→ **SUPPLIED DATA**

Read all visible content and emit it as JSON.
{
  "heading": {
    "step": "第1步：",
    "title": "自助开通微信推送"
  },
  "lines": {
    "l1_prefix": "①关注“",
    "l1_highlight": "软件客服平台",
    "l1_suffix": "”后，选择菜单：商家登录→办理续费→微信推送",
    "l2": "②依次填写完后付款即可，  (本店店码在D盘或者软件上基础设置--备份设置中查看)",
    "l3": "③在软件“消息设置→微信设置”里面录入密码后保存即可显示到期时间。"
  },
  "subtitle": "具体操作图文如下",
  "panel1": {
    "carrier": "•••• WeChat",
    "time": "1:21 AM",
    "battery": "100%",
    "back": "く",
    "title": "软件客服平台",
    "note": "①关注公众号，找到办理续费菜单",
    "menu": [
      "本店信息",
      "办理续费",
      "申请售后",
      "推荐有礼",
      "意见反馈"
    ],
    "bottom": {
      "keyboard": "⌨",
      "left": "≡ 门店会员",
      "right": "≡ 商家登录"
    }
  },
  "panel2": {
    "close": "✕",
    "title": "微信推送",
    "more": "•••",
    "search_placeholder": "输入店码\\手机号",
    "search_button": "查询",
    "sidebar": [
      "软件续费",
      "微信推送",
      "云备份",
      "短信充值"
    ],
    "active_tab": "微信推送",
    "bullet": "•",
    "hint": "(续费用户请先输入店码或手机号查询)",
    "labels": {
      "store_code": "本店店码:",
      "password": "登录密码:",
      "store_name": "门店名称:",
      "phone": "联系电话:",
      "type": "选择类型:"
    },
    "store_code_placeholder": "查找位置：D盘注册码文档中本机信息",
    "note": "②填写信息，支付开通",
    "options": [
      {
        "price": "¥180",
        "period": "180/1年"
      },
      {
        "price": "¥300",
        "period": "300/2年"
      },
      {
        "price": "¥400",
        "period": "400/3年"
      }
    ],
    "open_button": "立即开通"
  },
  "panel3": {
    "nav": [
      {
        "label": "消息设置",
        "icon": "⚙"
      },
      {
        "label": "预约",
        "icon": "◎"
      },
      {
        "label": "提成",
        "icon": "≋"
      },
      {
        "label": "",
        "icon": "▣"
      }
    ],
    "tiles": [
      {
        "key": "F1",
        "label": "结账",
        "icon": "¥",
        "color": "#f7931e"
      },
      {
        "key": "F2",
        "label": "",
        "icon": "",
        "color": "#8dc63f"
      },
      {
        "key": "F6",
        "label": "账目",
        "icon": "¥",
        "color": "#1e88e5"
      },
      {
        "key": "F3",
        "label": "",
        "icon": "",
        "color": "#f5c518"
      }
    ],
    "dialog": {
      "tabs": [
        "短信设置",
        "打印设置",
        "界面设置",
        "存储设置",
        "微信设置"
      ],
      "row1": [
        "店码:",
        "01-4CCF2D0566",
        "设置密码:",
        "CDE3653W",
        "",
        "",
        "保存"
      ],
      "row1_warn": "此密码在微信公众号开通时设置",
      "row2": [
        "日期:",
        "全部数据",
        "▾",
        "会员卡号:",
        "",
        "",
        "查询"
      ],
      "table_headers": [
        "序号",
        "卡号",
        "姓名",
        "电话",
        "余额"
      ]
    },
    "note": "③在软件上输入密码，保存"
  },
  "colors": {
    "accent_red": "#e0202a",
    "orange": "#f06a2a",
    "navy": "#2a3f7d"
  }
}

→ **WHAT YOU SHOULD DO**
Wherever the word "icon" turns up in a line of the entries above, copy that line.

→ **EXPECTED ANSWER**
        "icon": "⚙"
        "icon": "◎"
        "icon": "≋"
        "icon": "▣"
        "icon": "¥",
        "icon": "",
        "icon": "¥",
        "icon": "",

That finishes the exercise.